Bob 2: The Bobbening Bob Blind Bob Productions
Skipping through the Park Joe Central Pictures LTD
Oops, I Ate Your Mouse Hungry Guy Lemiwinks Films
You will notice a distinct lack of dates. When you performed a role is not important. What is important is its significance. So list any large, leading, or otherwise famous productions first and work from there. If you run out of room, don’t worry about it. If you have that many credits casting people will assume you’ve done more work than you can show on your resume.
It is important to note that you can only list credits for parts you have played in actual productions, NOT scene work from acting classes (do list the class itself in an education section, though).
If you did work for film or TV which was cut from the final production, list it. You showed, up, acted, got paid, and can point at a director who told you what to do. It’s still an earned credit.
When listing film work, student and short films don’t have to be noted as ‘student’ or ‘short’ films.

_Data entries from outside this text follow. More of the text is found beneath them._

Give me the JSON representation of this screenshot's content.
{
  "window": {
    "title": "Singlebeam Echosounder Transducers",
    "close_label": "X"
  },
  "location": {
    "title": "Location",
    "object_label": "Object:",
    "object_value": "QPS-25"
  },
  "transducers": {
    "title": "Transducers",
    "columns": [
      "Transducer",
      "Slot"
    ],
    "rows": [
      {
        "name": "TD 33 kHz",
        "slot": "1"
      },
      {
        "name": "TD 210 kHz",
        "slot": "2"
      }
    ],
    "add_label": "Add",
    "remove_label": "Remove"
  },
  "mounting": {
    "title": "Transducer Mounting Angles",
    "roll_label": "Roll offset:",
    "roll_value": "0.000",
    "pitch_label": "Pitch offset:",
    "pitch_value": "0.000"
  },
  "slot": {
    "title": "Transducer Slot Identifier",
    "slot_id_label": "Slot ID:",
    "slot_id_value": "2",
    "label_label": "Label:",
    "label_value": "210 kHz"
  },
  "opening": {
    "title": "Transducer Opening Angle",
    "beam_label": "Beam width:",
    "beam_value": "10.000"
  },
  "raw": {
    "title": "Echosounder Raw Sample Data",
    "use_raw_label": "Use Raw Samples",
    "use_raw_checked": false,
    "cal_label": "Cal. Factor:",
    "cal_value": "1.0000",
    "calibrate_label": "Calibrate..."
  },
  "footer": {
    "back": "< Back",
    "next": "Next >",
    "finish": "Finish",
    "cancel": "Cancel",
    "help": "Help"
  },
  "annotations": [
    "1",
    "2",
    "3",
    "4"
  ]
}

Film work is film work. Consequently, student films are a good way to pad your resume.
If you have experience in commercials, list it as available upon request. Commercial work is the kind of thing that can really crowd out a resume. Plus, commercials are often discussed in terms of your scheduling availability. So it’ll come up on its own, if at all.

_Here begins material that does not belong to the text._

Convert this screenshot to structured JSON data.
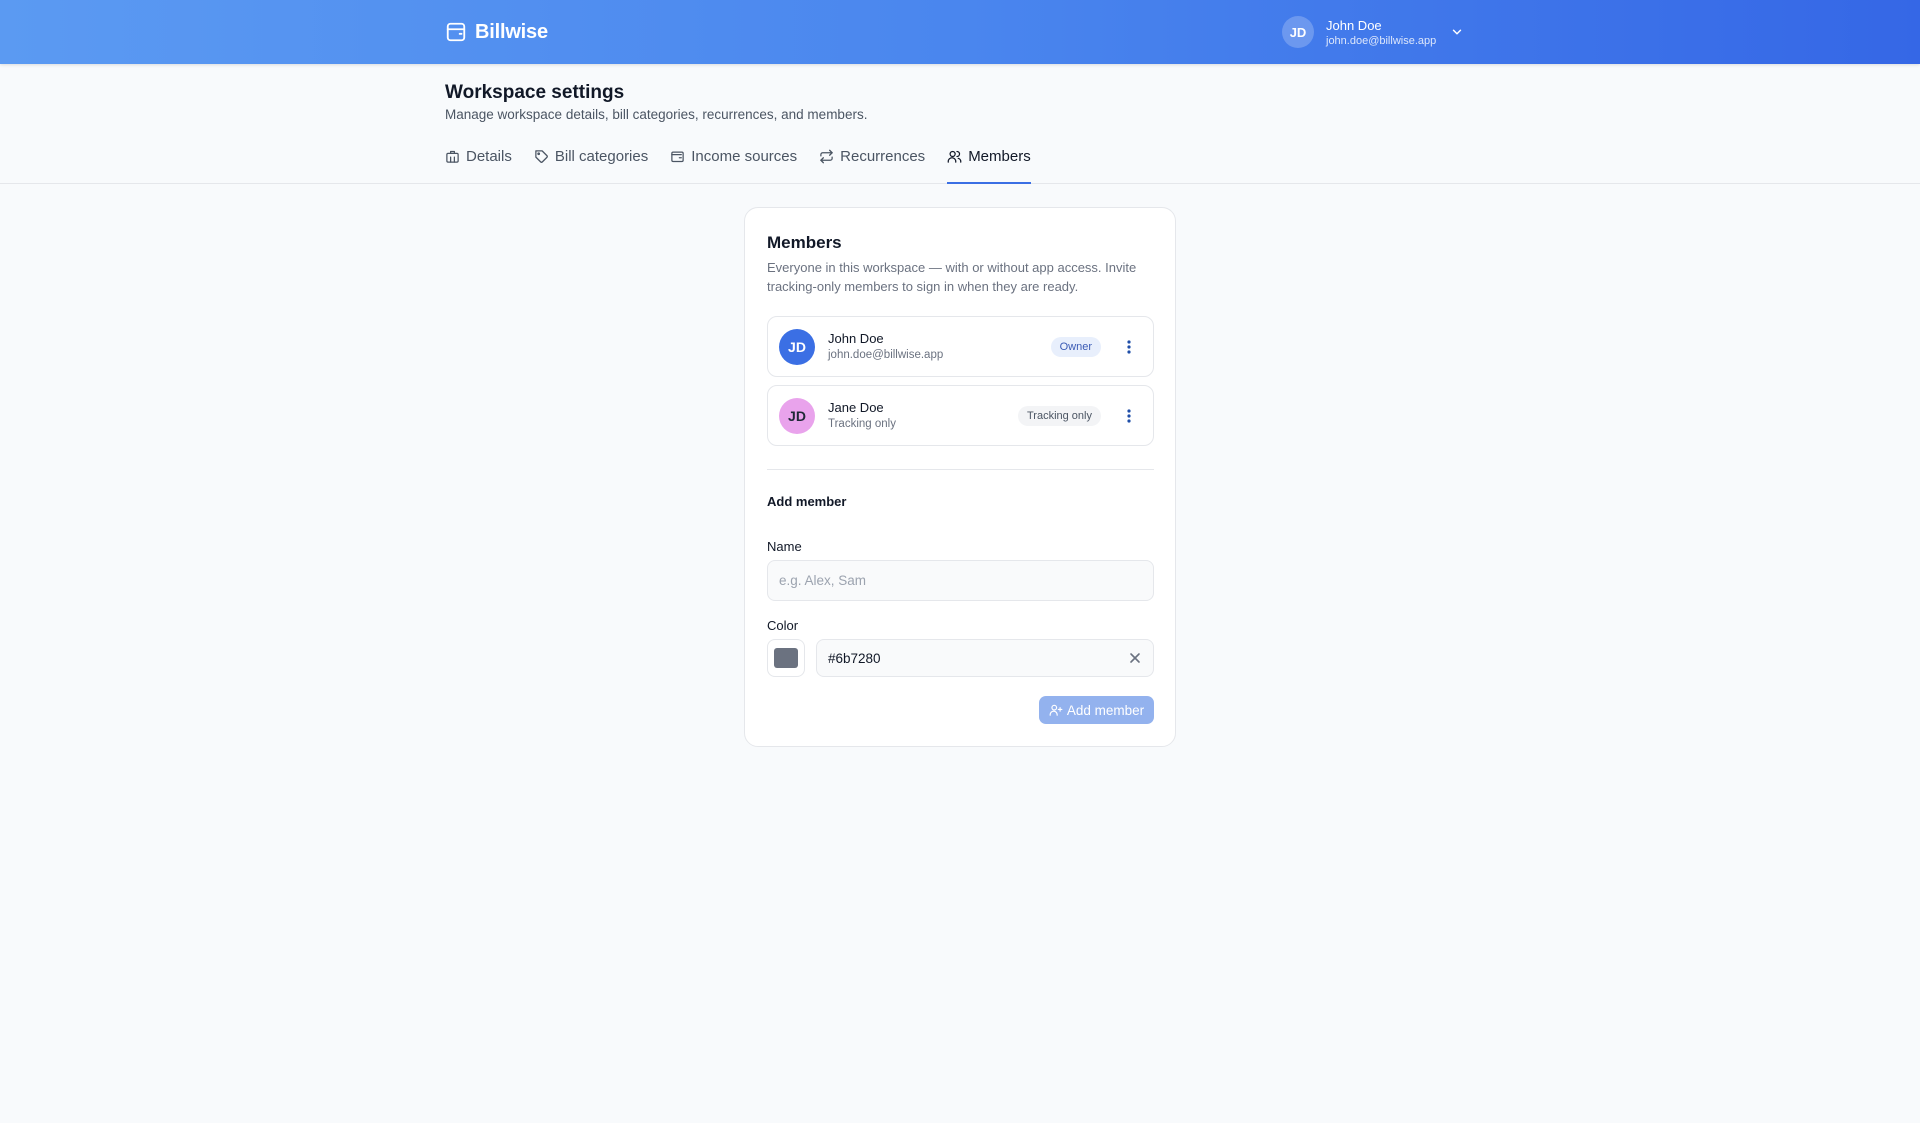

If you have little or no experience, emphasize your training and your skills. This by itself should emphasize the importance of studying technique. But it should also tell you that you don’t need to be intimidated when auditioning against someone with a thousand years worth of experience. If you act professionally, and you audition well, and your resume shows a good amount of training, auditors will have no problem giving you work.
So what’s with the thank you note template?
Opinions vary, but some believe that writing a thank you to your auditors is both good professional ethics, and a good way to make sure you are remembered well.
However, some say that it creates just one more pile of mail for disinterested people to sift through. It is also said that if your audition sucked, you actually risk being remembered for the wrong thing.
Both good points, but not good enough to make a thank you note obsolete. The two good times to send a thank you note are 1) when you know you auditioned well, and 2) after you’ve been called back or given a part.
Of course, it is up to you to find out who to give it to and how to reach them.
Using a template (aka a pre-written letter where you can easily insert proper names and details) is advisable because you may end up sending out a lot of these things. They’re like showbiz Christmas cards. At the same time, you don’t want to be too wordy or too weird. Just tell people that you’re grateful for the opportunity and that you hope they enjoyed your audition. There’s no need to reinvent the wheel over and over again.
Just make sure you don’t address it to ‘sir or madame’. Address people by name and take some time to mention something specific about the experience.
What are audition clothes?
The clothes you wear when you audition. You dress well for a job interview, you should dress well for auditions. How well depends on what region you are in. Some areas are more casual than others. But a good rule of thumb is dressy casual. If you can manage it, it doesn’t hurt to wear something to suggest the character you’re auditioning for. But a suggestion is not a costume. Yes, there’s the story of the guy who went to the place dressed in full costume who got the part. Good for the guy. You’re not him. He may have been advised to do that by his agent. Everyone else up for the role could have contracted flesh eating bacteria. It’s gimmicky, cute, and it’s been done. So you won’t get points for being clever. When you arrive in costume, you also give yourself all the added mental baggage of being in costume in public. After a few auditions you’ll agree that kind of sucks.
There are a few reasons actors should have pre-selected audition clothes. For one, if you enter a room wearing clothes you love, feeling like the movie star badass you know you are, you have an added source of confidence. Secondly, if you are called back auditors may remember you based on what you wore last time. So a consistent look is highly advisable, particularly during callbacks.
Part 2 will discuss where to find auditions and work.